“Perhaps it would take some people by surprise that a degree in mining engineering might lead to a future business card that reads: ‘Drone Operator’, ‘Virtual Reality Researcher’, ‘Robotics Technician,’ or ‘Artificial Intelligence Developer.’ These are all jobs in Australia’s mining industry in 2019, and they’re also the jobs of tomorrow,” explains MCA Chief Executive Tania Constable.
“Across the mining process – from exploration through to operations, processing, transport and trading – technology is transforming the way we mine. As a career, mining not only offers highly skilled, highly paid roles – you can also change roles as your career expands, across Australia and across the world.”
The good career news continues across the petroleum sector too, with the industry reporting renewed growth in Australia’s oil and gas industry. The latest ABS employment figures2 showed 3,800 new jobs were created between February and June 2019, equating to about a 17 per cent increase.
According to Chief Executive Andrew McConville of APPEA (Australian Petroleum Production & Exploration Association), the peak national body representing Australia’s oil and gas industry, these figures are a result of renewed confidence across the sector and continued growth of natural gas projects for the domestic and export markets.
“These employment figures reinforce the importance of the oil and gas sector as a key driver for the national economy and are a result of many large-scale natural gas projects coming onstream,” McConville says.
APPEA is also actively promoting the industry’s work in reducing global emissions particularly through liquefied natural gas (LNG). “The global appetite for energy is growing, with more than 1.1 billion people still lacking access to electricity. When replacing other fuels, LNG can cut emissions by around 50 per cent so substituting LNG for more emissions-intensive fuels allows importing countries to satisfy growing demand while reducing emissions,” McConville continues.

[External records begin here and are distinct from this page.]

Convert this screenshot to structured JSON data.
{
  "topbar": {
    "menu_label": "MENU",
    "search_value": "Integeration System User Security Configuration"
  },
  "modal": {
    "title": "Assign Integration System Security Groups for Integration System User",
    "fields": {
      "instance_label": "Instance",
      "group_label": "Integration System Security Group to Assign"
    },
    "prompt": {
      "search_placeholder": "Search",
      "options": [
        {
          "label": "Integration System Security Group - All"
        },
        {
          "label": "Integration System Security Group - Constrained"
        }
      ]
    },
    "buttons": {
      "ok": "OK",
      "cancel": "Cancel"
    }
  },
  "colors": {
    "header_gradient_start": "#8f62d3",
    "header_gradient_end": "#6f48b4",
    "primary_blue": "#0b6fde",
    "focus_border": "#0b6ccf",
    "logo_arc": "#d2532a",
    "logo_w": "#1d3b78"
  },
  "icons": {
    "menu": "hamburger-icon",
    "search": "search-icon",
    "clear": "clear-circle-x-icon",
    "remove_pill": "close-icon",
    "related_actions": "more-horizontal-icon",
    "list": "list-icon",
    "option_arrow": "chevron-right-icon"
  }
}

As the largest institution in Australia combining the disciplines of mining engineering and petroleum engineering, with a 70-year history of excellence in resources education, MERE is at the cutting edge of all the major advances on the horizon for these ever-changing industries. This is reflected in its 5-star rating and maintaining its position in the top-10 world rankings that account for graduate employability, teaching and research3.
“Today’s mineral and energy resources industries are well aware of the global challenges humanity faces and does not shy away from accepting their contribution to, and responsibility for solving, issues such as climate change and environmental degradation,” says Canbulat.
“MERE is providing industry with graduates who have the knowledge and skills to meet the challengers of the future, particularly regarding energy transitions. This means we are working towards achieving clean coal and oil use, improving the economic feasibility of renewables, mining the essential minerals, and increasing natural gas use with carbon capture, utilisation and storage, which will effectively provide a zero-emission fossil fuel.”
With the best facilities in resources engineering in the country, the School is incredibly proud of driving the national agenda across the breadth of minerals and energy resources engineering, and in doing so enhancing the quality of life for humanity in a sustainable way.
1 Australian Government, Department of Foreign Affairs and Trade
2 https://www.abs.gov.au/AUSSTATS/abs@.nsf/DetailsPage/6291.0.55.003May%202019?OpenDocument (Table 6)
3 Source: QS World University Ranking